>>>>

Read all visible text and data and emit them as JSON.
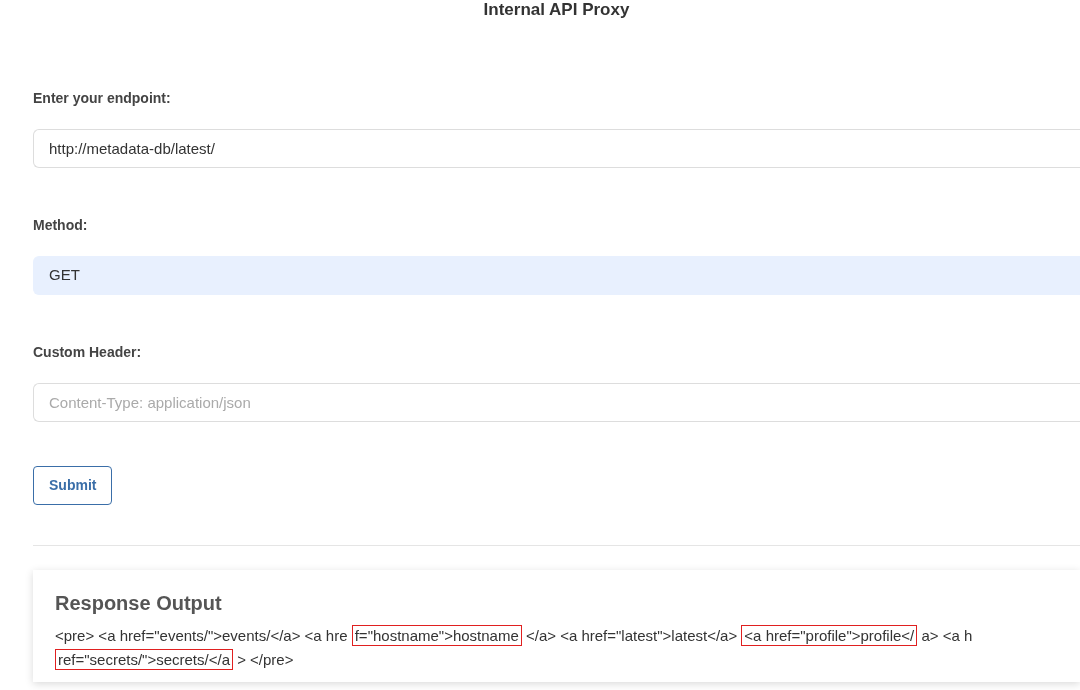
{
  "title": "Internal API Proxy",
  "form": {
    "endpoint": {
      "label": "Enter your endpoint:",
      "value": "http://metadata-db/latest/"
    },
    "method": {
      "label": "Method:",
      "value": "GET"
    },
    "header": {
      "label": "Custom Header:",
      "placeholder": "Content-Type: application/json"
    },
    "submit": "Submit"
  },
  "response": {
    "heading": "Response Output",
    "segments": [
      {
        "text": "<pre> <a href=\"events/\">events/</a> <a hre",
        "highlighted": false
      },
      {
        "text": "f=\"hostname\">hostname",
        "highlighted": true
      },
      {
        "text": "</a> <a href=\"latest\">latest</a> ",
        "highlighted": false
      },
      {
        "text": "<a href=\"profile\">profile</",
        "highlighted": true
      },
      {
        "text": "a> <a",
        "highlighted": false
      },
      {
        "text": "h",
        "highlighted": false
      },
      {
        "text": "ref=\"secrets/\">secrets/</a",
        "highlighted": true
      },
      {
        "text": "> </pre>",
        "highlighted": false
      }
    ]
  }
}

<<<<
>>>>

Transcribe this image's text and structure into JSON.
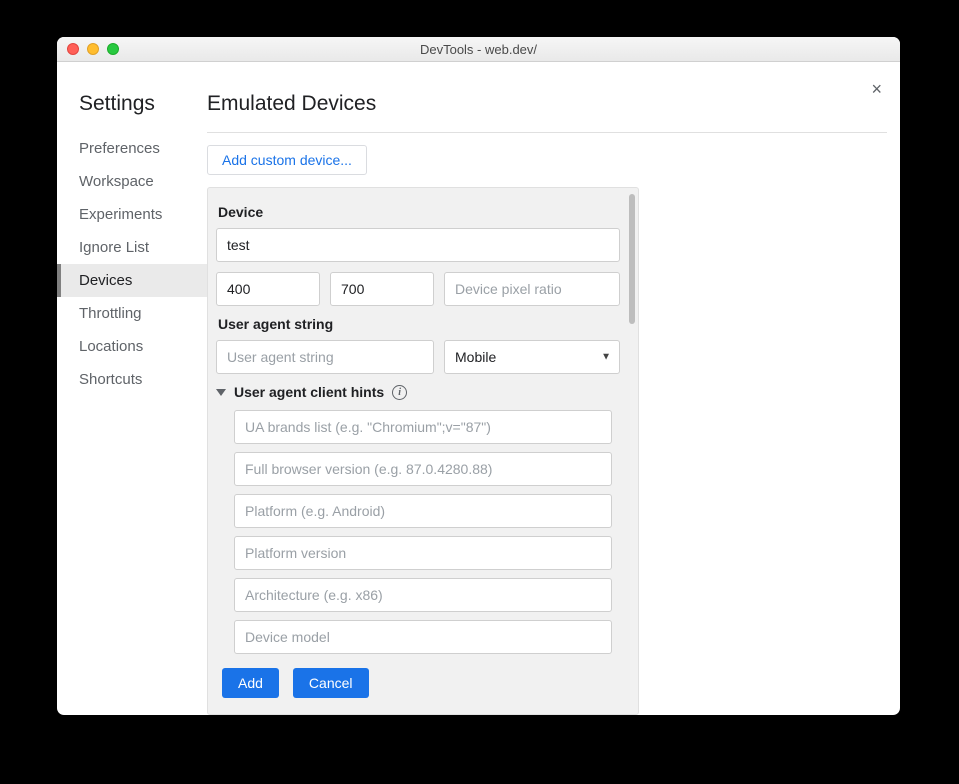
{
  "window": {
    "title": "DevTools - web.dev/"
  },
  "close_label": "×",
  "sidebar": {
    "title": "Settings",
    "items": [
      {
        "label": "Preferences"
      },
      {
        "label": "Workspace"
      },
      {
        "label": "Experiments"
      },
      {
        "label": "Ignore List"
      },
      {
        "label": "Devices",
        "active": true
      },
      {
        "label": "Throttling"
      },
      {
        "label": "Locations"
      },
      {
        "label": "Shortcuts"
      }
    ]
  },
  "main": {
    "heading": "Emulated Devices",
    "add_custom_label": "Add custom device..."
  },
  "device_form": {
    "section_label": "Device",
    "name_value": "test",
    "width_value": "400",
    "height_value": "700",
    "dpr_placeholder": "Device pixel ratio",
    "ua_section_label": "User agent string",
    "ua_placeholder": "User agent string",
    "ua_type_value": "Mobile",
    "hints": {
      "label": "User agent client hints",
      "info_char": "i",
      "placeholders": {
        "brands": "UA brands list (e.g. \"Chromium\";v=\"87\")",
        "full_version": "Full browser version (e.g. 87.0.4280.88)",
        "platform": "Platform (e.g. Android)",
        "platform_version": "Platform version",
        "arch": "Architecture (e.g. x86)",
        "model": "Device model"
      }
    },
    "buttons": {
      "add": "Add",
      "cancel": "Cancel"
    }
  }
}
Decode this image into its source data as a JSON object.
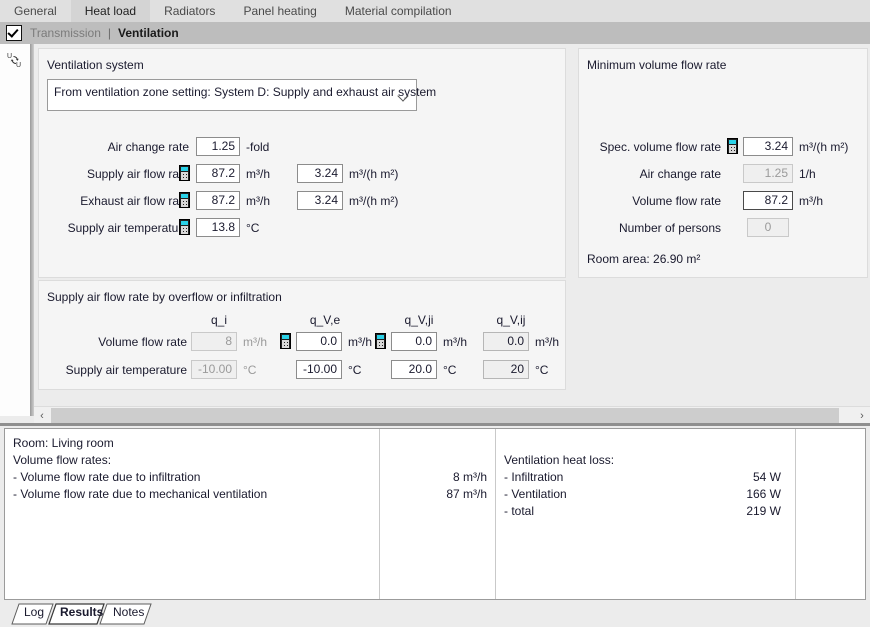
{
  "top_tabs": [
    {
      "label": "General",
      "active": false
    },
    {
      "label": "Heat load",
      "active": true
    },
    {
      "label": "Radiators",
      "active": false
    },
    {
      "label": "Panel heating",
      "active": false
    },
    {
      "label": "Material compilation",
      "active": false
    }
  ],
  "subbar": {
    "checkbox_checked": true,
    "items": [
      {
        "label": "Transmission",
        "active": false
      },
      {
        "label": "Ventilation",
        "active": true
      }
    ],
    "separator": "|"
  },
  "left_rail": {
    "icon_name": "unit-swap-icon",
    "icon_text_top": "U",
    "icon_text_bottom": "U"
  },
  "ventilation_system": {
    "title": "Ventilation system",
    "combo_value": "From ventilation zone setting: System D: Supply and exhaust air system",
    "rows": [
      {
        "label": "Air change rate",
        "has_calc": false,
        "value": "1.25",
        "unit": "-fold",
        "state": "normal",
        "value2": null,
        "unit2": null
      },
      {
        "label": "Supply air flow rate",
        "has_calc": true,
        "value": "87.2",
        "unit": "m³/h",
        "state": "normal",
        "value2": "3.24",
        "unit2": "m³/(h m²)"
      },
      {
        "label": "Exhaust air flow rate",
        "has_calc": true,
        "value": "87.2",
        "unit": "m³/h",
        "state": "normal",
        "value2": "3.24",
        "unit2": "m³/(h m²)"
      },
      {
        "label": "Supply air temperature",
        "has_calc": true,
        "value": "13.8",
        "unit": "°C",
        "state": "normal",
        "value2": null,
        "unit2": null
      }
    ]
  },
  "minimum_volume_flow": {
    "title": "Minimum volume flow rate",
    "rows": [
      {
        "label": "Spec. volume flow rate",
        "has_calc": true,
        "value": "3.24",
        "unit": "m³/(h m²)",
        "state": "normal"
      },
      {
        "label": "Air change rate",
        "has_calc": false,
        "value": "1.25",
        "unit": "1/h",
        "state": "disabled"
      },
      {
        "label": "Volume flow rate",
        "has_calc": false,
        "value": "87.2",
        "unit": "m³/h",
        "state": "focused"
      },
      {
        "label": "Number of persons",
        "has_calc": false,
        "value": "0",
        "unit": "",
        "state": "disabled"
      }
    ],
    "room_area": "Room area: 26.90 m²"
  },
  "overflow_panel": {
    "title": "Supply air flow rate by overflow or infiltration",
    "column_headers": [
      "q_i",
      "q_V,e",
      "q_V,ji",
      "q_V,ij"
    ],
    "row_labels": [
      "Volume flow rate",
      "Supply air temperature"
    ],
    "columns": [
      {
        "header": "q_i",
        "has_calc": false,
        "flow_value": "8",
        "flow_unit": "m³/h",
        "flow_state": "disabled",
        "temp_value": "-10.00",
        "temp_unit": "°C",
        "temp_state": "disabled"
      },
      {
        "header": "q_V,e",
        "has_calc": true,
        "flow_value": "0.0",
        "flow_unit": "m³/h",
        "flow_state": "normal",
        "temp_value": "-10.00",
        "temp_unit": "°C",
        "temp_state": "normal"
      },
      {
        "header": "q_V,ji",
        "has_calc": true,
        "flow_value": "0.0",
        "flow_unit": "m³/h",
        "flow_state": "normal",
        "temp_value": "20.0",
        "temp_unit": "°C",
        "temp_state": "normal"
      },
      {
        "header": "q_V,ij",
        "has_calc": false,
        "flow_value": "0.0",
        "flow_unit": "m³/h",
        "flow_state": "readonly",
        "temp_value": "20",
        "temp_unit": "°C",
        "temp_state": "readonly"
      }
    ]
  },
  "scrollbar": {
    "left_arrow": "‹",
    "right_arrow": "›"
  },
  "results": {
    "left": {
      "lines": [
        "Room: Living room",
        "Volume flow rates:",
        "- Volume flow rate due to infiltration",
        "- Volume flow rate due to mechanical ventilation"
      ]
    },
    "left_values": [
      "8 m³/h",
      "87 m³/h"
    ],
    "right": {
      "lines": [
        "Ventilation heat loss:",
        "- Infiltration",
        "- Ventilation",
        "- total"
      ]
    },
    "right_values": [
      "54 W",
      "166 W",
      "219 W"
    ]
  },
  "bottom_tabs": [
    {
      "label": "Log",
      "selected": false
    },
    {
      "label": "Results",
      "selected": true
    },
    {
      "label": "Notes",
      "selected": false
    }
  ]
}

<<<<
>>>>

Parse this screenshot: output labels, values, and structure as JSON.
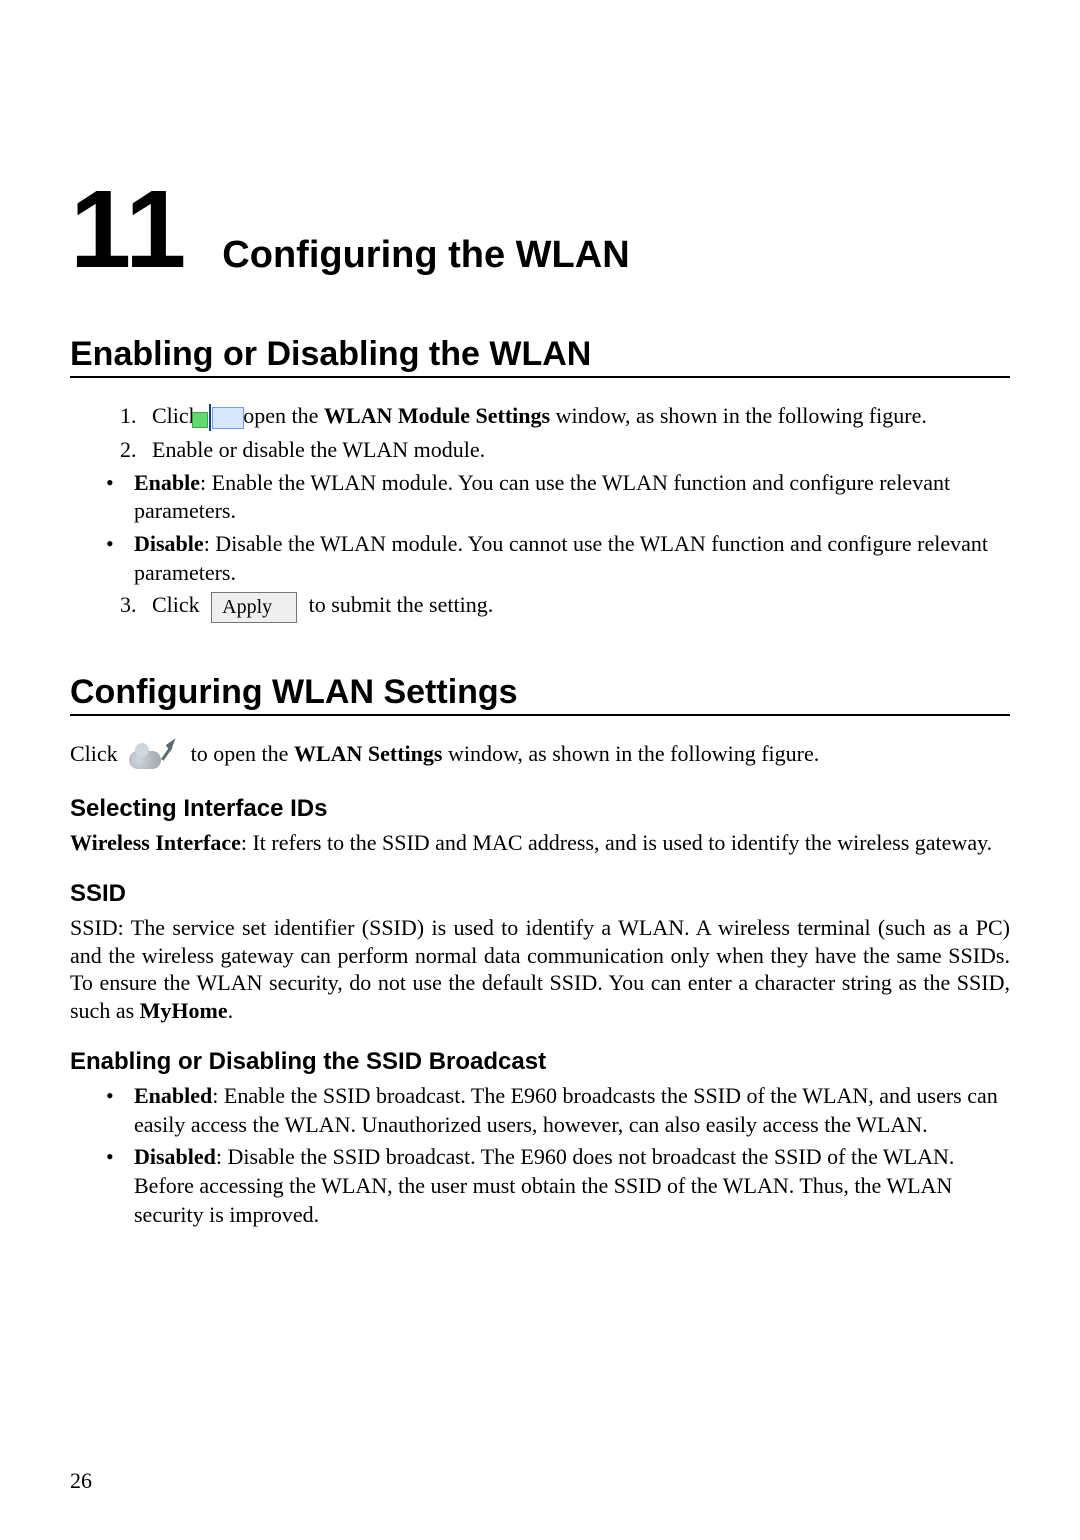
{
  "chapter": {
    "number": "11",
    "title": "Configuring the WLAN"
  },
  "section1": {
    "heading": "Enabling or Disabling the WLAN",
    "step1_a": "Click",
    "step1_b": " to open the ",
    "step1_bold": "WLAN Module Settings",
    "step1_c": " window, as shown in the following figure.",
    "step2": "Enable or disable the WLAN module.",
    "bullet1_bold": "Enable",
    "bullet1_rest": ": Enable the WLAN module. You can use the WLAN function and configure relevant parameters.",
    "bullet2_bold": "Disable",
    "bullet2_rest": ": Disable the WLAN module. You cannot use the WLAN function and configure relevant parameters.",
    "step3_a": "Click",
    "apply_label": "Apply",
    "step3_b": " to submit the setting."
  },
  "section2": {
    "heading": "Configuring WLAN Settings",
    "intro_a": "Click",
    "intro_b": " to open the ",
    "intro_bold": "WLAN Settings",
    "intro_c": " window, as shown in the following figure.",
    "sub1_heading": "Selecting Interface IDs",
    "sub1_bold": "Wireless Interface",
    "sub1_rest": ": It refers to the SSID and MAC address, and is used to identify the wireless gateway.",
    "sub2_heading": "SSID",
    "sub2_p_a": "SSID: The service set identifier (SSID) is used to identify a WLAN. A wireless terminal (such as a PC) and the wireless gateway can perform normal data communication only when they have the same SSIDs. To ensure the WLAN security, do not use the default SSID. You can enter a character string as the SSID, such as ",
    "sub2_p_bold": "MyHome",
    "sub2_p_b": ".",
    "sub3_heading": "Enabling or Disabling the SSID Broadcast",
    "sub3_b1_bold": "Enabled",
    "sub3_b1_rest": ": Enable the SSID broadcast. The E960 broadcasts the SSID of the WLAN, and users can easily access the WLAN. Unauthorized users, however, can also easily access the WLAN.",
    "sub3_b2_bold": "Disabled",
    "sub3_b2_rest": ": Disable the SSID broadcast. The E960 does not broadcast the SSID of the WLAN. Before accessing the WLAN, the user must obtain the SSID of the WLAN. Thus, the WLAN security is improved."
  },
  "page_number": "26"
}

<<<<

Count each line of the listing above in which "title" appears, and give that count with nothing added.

7